┌─ Recorded data

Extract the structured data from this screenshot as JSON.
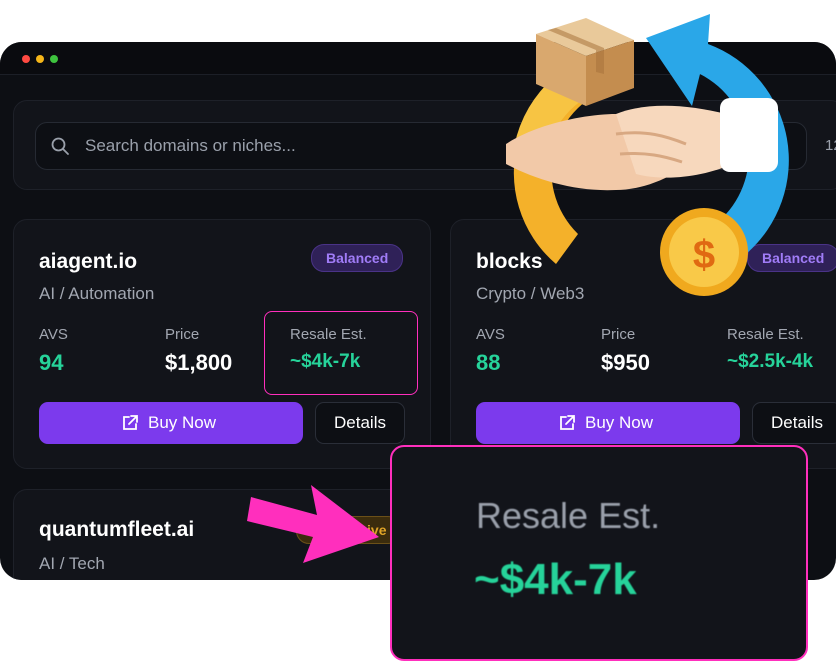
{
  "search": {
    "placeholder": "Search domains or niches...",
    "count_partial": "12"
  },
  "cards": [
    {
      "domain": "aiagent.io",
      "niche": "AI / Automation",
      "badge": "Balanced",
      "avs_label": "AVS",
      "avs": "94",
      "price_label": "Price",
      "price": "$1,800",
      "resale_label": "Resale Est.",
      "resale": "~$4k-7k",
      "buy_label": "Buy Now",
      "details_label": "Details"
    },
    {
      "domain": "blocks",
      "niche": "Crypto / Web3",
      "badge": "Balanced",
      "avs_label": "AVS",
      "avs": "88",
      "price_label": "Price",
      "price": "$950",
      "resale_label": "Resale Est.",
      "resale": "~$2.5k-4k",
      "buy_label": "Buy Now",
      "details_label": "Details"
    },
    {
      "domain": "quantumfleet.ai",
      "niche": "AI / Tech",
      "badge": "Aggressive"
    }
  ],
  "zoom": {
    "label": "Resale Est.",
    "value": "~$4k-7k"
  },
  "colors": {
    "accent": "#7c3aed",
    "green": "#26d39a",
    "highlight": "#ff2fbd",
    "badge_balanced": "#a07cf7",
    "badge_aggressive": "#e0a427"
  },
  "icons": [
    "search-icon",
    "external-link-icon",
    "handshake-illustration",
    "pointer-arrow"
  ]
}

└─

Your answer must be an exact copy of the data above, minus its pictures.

Extract the structured data from this screenshot as JSON.
{
  "search": {
    "placeholder": "Search domains or niches...",
    "count_partial": "12"
  },
  "cards": [
    {
      "domain": "aiagent.io",
      "niche": "AI / Automation",
      "badge": "Balanced",
      "avs_label": "AVS",
      "avs": "94",
      "price_label": "Price",
      "price": "$1,800",
      "resale_label": "Resale Est.",
      "resale": "~$4k-7k",
      "buy_label": "Buy Now",
      "details_label": "Details"
    },
    {
      "domain": "blocks",
      "niche": "Crypto / Web3",
      "badge": "Balanced",
      "avs_label": "AVS",
      "avs": "88",
      "price_label": "Price",
      "price": "$950",
      "resale_label": "Resale Est.",
      "resale": "~$2.5k-4k",
      "buy_label": "Buy Now",
      "details_label": "Details"
    },
    {
      "domain": "quantumfleet.ai",
      "niche": "AI / Tech",
      "badge": "Aggressive"
    }
  ],
  "zoom": {
    "label": "Resale Est.",
    "value": "~$4k-7k"
  },
  "colors": {
    "accent": "#7c3aed",
    "green": "#26d39a",
    "highlight": "#ff2fbd",
    "badge_balanced": "#a07cf7",
    "badge_aggressive": "#e0a427"
  },
  "icons": [
    "search-icon",
    "external-link-icon",
    "handshake-illustration",
    "pointer-arrow"
  ]
}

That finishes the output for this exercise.